Another bright spot is that Jim Bernard was voted chair of Clackamas County Commission. He ousted John Ludlow who is a loud voice for highway spending and has been publicly against investments in cycling infrastructure. While Ludlow criticized Metro and told the Portland Tribune in 2014 that, “When they continue to pour in money to bike paths they take it away from roadways” and “Freight can’t use a bike path,” Bernard has much more positive tone toward cycling — and towards Portland-style transportation planning. Ludlow was famous for his stance against “Portland creep,” but in a speech at the opening of TriMet’s Orange line, Bernard said he was, “Happy to welcome the suburb of Portland into Milwaukie.” Bernard also said one of the reasons he wants to be chair is, “Because investments in bike and pedestrian should not be a bad thing. It makes sense for quality of life and economic reasons.”
Statewide, Democrat Kate Brown easily won the race for governor.
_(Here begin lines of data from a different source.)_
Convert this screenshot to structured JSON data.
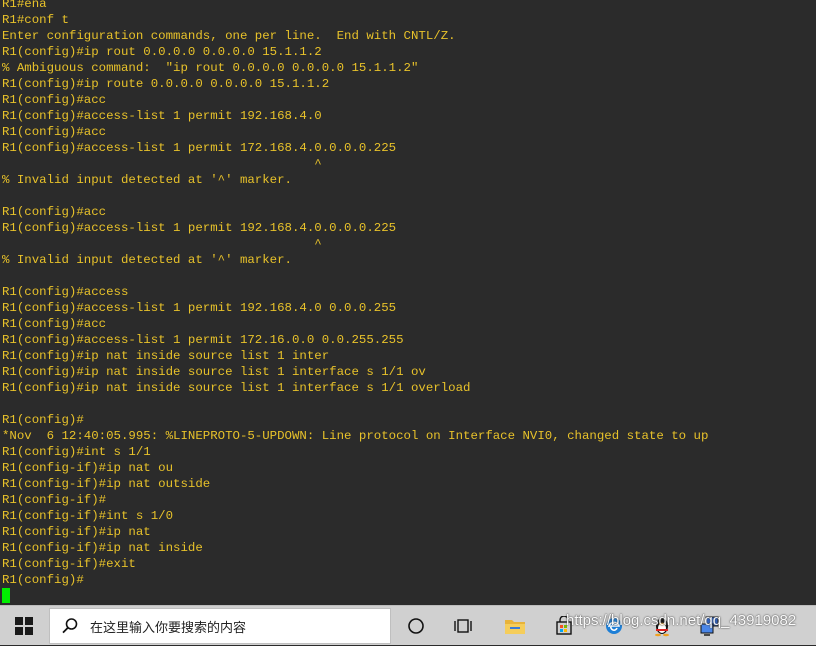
{
  "terminal": {
    "lines": [
      "R1#ena",
      "R1#conf t",
      "Enter configuration commands, one per line.  End with CNTL/Z.",
      "R1(config)#ip rout 0.0.0.0 0.0.0.0 15.1.1.2",
      "% Ambiguous command:  \"ip rout 0.0.0.0 0.0.0.0 15.1.1.2\"",
      "R1(config)#ip route 0.0.0.0 0.0.0.0 15.1.1.2",
      "R1(config)#acc",
      "R1(config)#access-list 1 permit 192.168.4.0",
      "R1(config)#acc",
      "R1(config)#access-list 1 permit 172.168.4.0.0.0.0.225",
      "                                          ^",
      "% Invalid input detected at '^' marker.",
      "",
      "R1(config)#acc",
      "R1(config)#access-list 1 permit 192.168.4.0.0.0.0.225",
      "                                          ^",
      "% Invalid input detected at '^' marker.",
      "",
      "R1(config)#access",
      "R1(config)#access-list 1 permit 192.168.4.0 0.0.0.255",
      "R1(config)#acc",
      "R1(config)#access-list 1 permit 172.16.0.0 0.0.255.255",
      "R1(config)#ip nat inside source list 1 inter",
      "R1(config)#ip nat inside source list 1 interface s 1/1 ov",
      "R1(config)#ip nat inside source list 1 interface s 1/1 overload",
      "",
      "R1(config)#",
      "*Nov  6 12:40:05.995: %LINEPROTO-5-UPDOWN: Line protocol on Interface NVI0, changed state to up",
      "R1(config)#int s 1/1",
      "R1(config-if)#ip nat ou",
      "R1(config-if)#ip nat outside",
      "R1(config-if)#",
      "R1(config-if)#int s 1/0",
      "R1(config-if)#ip nat",
      "R1(config-if)#ip nat inside",
      "R1(config-if)#exit",
      "R1(config)#"
    ],
    "text_color": "#e8c22a",
    "background_color": "#2b2b2b",
    "cursor_color": "#00ee00"
  },
  "taskbar": {
    "start_icon": "windows-logo-icon",
    "search_icon": "search-icon",
    "search_placeholder": "在这里输入你要搜索的内容",
    "icons": [
      "cortana-circle-icon",
      "task-view-icon",
      "file-explorer-icon",
      "store-bag-icon",
      "edge-browser-icon",
      "qq-penguin-icon",
      "network-computer-icon"
    ],
    "watermark": "https://blog.csdn.net/qq_43919082"
  }
}
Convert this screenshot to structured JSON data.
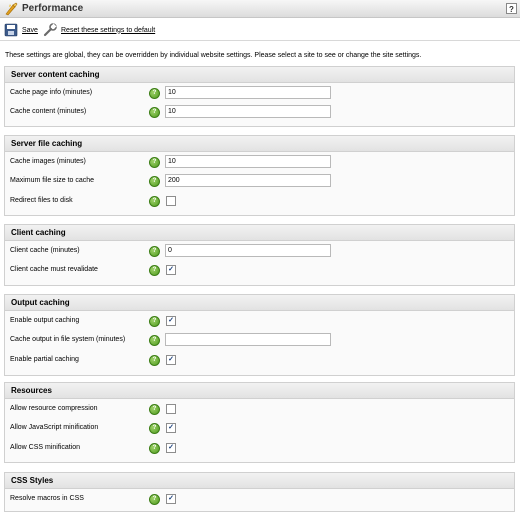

She’ll be instrumental in the major debate about transportation funding that’s coming in the 2017 legislative session. That debate will be much different now that Measure 97 failed at the ballot box. That measure would have raised $3 billion for state services by taxing corporations. Without that boost to the budget legislators will have a massive shortfall that will make infrastructure spending an even trickier conversation than usual.
Another transportation bright spot last night was the number of victories for transit-related funding measures that passed — including Measure M in Los Angeles. NextCity.org says the estimated $200 billion in funding just approved by voters nationwide is the largest victory for transit in U.S. history. However, there’s a cloud looming: Transit (like all infrastructure spending) is heavily reliant matching funds from the federal government — funds that might not be available in a Trump administration that’s complemented by Republican majories in the House and Senate.
This has been a horrible election where America’s democracy and ideals have been severely tested. Many people are rightfully scared at what a Trump presidency might bring and we must be vigilant and be ready to work hard to keep the hatred and divisiveness that has taken root during this election at bay.
— Jonathan Maus, (503) 706-8804 – email@example.com